◆ **What to do**
Would you please give all the lines below again, exactly as they stand?

BEGIN Data supplied

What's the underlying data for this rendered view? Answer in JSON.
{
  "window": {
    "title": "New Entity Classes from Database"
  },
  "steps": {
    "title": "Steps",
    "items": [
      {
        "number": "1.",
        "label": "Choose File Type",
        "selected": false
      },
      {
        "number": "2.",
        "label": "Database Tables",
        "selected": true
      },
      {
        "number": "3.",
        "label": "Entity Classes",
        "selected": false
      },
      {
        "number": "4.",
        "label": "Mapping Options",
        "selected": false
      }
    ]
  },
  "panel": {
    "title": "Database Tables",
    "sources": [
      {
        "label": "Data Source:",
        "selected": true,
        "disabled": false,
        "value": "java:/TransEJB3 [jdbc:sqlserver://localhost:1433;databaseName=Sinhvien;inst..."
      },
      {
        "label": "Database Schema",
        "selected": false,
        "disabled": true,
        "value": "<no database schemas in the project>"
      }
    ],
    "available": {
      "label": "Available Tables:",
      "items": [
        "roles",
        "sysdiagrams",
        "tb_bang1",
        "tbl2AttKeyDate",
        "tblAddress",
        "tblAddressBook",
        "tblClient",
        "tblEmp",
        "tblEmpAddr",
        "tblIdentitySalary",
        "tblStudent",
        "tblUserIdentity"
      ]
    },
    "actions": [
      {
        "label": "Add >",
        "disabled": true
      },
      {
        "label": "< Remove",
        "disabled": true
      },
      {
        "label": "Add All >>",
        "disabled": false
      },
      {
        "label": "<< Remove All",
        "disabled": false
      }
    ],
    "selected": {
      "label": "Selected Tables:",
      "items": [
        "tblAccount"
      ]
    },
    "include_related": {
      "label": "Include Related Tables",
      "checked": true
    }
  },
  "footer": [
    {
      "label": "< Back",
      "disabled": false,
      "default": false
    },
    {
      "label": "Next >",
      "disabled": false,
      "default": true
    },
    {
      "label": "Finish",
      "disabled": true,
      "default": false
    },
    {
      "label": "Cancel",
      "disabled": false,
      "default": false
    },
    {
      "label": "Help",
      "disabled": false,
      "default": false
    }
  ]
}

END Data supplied

◆ **Answer space**
What's the underlying data for this rendered view? Answer in JSON.
{
  "window": {
    "title": "New Entity Classes from Database"
  },
  "steps": {
    "title": "Steps",
    "items": [
      {
        "number": "1.",
        "label": "Choose File Type",
        "selected": false
      },
      {
        "number": "2.",
        "label": "Database Tables",
        "selected": true
      },
      {
        "number": "3.",
        "label": "Entity Classes",
        "selected": false
      },
      {
        "number": "4.",
        "label": "Mapping Options",
        "selected": false
      }
    ]
  },
  "panel": {
    "title": "Database Tables",
    "sources": [
      {
        "label": "Data Source:",
        "selected": true,
        "disabled": false,
        "value": "java:/TransEJB3 [jdbc:sqlserver://localhost:1433;databaseName=Sinhvien;inst..."
      },
      {
        "label": "Database Schema",
        "selected": false,
        "disabled": true,
        "value": "<no database schemas in the project>"
      }
    ],
    "available": {
      "label": "Available Tables:",
      "items": [
        "roles",
        "sysdiagrams",
        "tb_bang1",
        "tbl2AttKeyDate",
        "tblAddress",
        "tblAddressBook",
        "tblClient",
        "tblEmp",
        "tblEmpAddr",
        "tblIdentitySalary",
        "tblStudent",
        "tblUserIdentity"
      ]
    },
    "actions": [
      {
        "label": "Add >",
        "disabled": true
      },
      {
        "label": "< Remove",
        "disabled": true
      },
      {
        "label": "Add All >>",
        "disabled": false
      },
      {
        "label": "<< Remove All",
        "disabled": false
      }
    ],
    "selected": {
      "label": "Selected Tables:",
      "items": [
        "tblAccount"
      ]
    },
    "include_related": {
      "label": "Include Related Tables",
      "checked": true
    }
  },
  "footer": [
    {
      "label": "< Back",
      "disabled": false,
      "default": false
    },
    {
      "label": "Next >",
      "disabled": false,
      "default": true
    },
    {
      "label": "Finish",
      "disabled": true,
      "default": false
    },
    {
      "label": "Cancel",
      "disabled": false,
      "default": false
    },
    {
      "label": "Help",
      "disabled": false,
      "default": false
    }
  ]
}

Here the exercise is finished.